The scientists collaborated disclosure of the defects with designers launching patches, the Department of Homeland Security’s Cybersecurity and Infrastructure Security Agency, and other vulnerability-tracking groups. Similar flaws discovered by Forescout and JSOF in other proprietary and open source TCP/IP stacks have already been found to expose hundreds of millions or even perhaps billions of devices worldwide.
Since they’ve mainly been passed down untouched through decades as the technology around them progresses, issues show up so often in these ubiquitous network procedures. Basically, given that it ain’t broke, no one repairs it.
“For much better or worse these gadgets have code in them that people wrote 20 years ago– with the security mentality of 20 years ago,” says Ang Cui, CEO of the IoT security firm Red Balloon Security. “And it works, it never ever failed. Once you connect that to the web it’s insecure which’s not that surprising considered that we’ve needed to truly rethink how we do security for basic purpose computer systems over those 20 years.”
The scientists have not seen evidence yet that assailants are actively exploiting these kinds of vulnerabilities in the wild. With hundreds of millions– perhaps billions– of devices potentially impacted across numerous various findings, the direct exposure is significant.
Siemens chief cybersecurity officer Kurt John told WIRED in a statement that the company “works closely with federal governments and industry partners to alleviate vulnerabilities … In this case we’re pleased to have teamed up with one such partner, Forescout, to rapidly identify and mitigate the vulnerability.”
Now a new set of 9 such vulnerabilities are exposing an estimated 100 million gadgets worldwide, including a variety of internet of things products and IT management servers., the freshly disclosed flaws are in four common TCP/IP stacks, code that integrates network communication protocols to develop connections in between gadgets and the internet. They all would permit an attacker to either crash a gadget and take it offline or gain control of it remotely. All of the vulnerabilities, found by scientists at the security companies Forescout and JSOF, now have spots readily available, but that doesn’t always equate to repairs in actual devices, which frequently run older software application variations.”For better or even worse these gadgets have code in them that people wrote 20 years back– with the security mindset of 20 years ago,” says Ang Cui, CEO of the IoT security firm Red Balloon Security.
Over the last couple of years, scientists have found a shocking variety of vulnerabilities in apparently fundamental code that underpins how devices interact with the web. Now a brand-new set of nine such vulnerabilities are exposing an approximated 100 million devices worldwide, including a variety of web of things products and IT management servers. The bigger question scientists are scrambling to answer, however, is how to stimulate substantive changes– and execute effective defenses– as a growing number of these types of vulnerabilities accumulate.
Called Name: Wreck, the freshly revealed defects are in four common TCP/IP stacks, code that integrates network communication protocols to establish connections in between devices and the internet.
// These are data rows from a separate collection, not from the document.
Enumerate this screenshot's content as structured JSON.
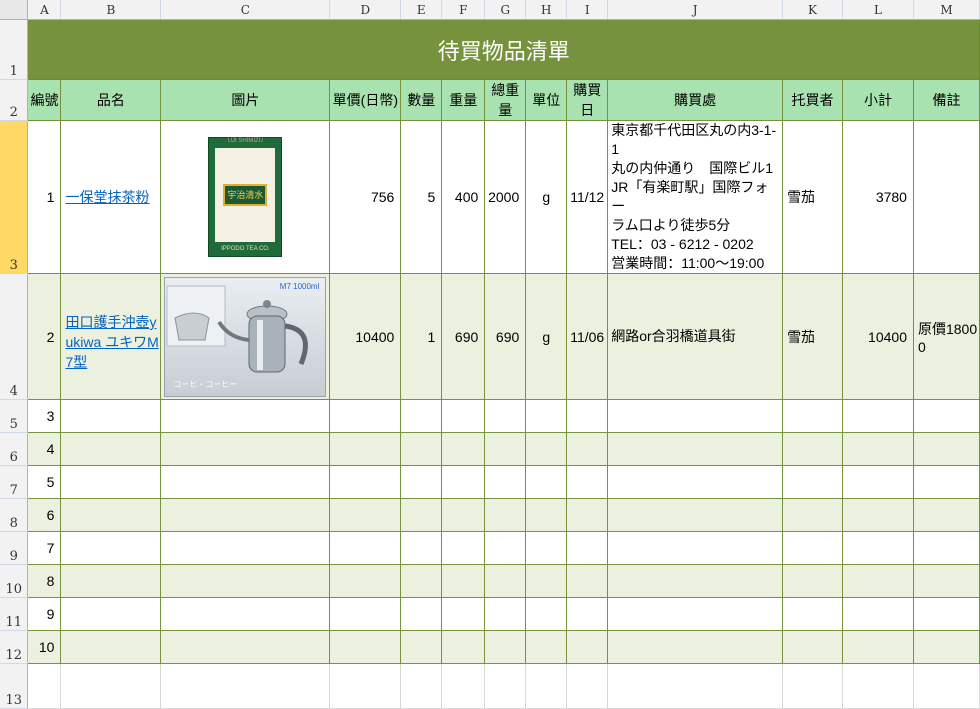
{
  "columns": [
    "A",
    "B",
    "C",
    "D",
    "E",
    "F",
    "G",
    "H",
    "I",
    "J",
    "K",
    "L",
    "M"
  ],
  "row_numbers": [
    "1",
    "2",
    "3",
    "4",
    "5",
    "6",
    "7",
    "8",
    "9",
    "10",
    "11",
    "12",
    "13"
  ],
  "title": "待買物品清單",
  "headers": [
    "編號",
    "品名",
    "圖片",
    "單價(日幣)",
    "數量",
    "重量",
    "總重量",
    "單位",
    "購買日",
    "購買處",
    "托買者",
    "小計",
    "備註"
  ],
  "items": [
    {
      "no": "1",
      "name": "一保堂抹茶粉",
      "price": "756",
      "qty": "5",
      "weight": "400",
      "total_weight": "2000",
      "unit": "g",
      "date": "11/12",
      "place_lines": [
        "東京都千代田区丸の内3-1-1",
        "丸の内仲通り　国際ビル1",
        "JR「有楽町駅」国際フォー",
        "ラム口より徒歩5分",
        "TEL：03 - 6212 - 0202",
        "営業時間：11:00～19:00"
      ],
      "buyer": "雪茄",
      "subtotal": "3780",
      "note": "",
      "image": {
        "icon": "matcha-package-image",
        "top": "UJI SHIMIZU",
        "badge": "宇治清水",
        "bottom": "IPPODO TEA CO."
      }
    },
    {
      "no": "2",
      "name": "田口護手沖壺yukiwa ユキワM7型",
      "price": "10400",
      "qty": "1",
      "weight": "690",
      "total_weight": "690",
      "unit": "g",
      "date": "11/06",
      "place_lines": [
        "網路or合羽橋道具街"
      ],
      "buyer": "雪茄",
      "subtotal": "10400",
      "note": "原價18000",
      "image": {
        "icon": "kettle-image",
        "tag": "M7 1000ml",
        "caption": "コーヒ・コーヒー"
      }
    }
  ],
  "empty_numbers": [
    "3",
    "4",
    "5",
    "6",
    "7",
    "8",
    "9",
    "10"
  ],
  "colors": {
    "title_bg": "#76923c",
    "header_bg": "#a9e2b1",
    "band": "#ebf1de",
    "selected_row": "#ffd966"
  }
}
The vulnerabilities, present in running systems like the open source job FreeBSD, in addition to Nucleus NET from the commercial control firm Siemens, all associate with how these stacks carry out the “Domain Name System” internet phone book. They all would permit an assaulter to either crash a device and take it offline or gain control of it from another location. Both of these attacks could potentially wreak havoc in a network, particularly in vital facilities, health care, or manufacturing settings where penetrating a linked device or IT server can serve or interrupt an entire system as a valuable jumping off point for burrowing deeper into a victim’s network.
All of the vulnerabilities, found by researchers at the security companies Forescout and JSOF, now have patches available, but that does not necessarily translate to repairs in real devices, which often run older software versions. In some cases producers have not produced mechanisms to upgrade this code, however in other scenarios they don’t manufacture the component it’s working on and merely do not have control of the mechanism.
“With all these findings I understand it can appear like we’re simply bringing issues to the table, however we’re really attempting to raise awareness, work with the neighborhood, and determine ways to address it,” states Elisa Costante, vice president of research study at Forescout, which has actually done other, comparable research through an effort it calls Project Memoria. “We’ve evaluated more than 15 TCP/IP stacks both exclusive and open source and we’ve found that there’s no real distinction in quality. These commonness are likewise useful, due to the fact that we’ve found they have similar weak spots. When we examine a new stack we can go and look at these same locations and share those typical problems with other scientists along with developers.”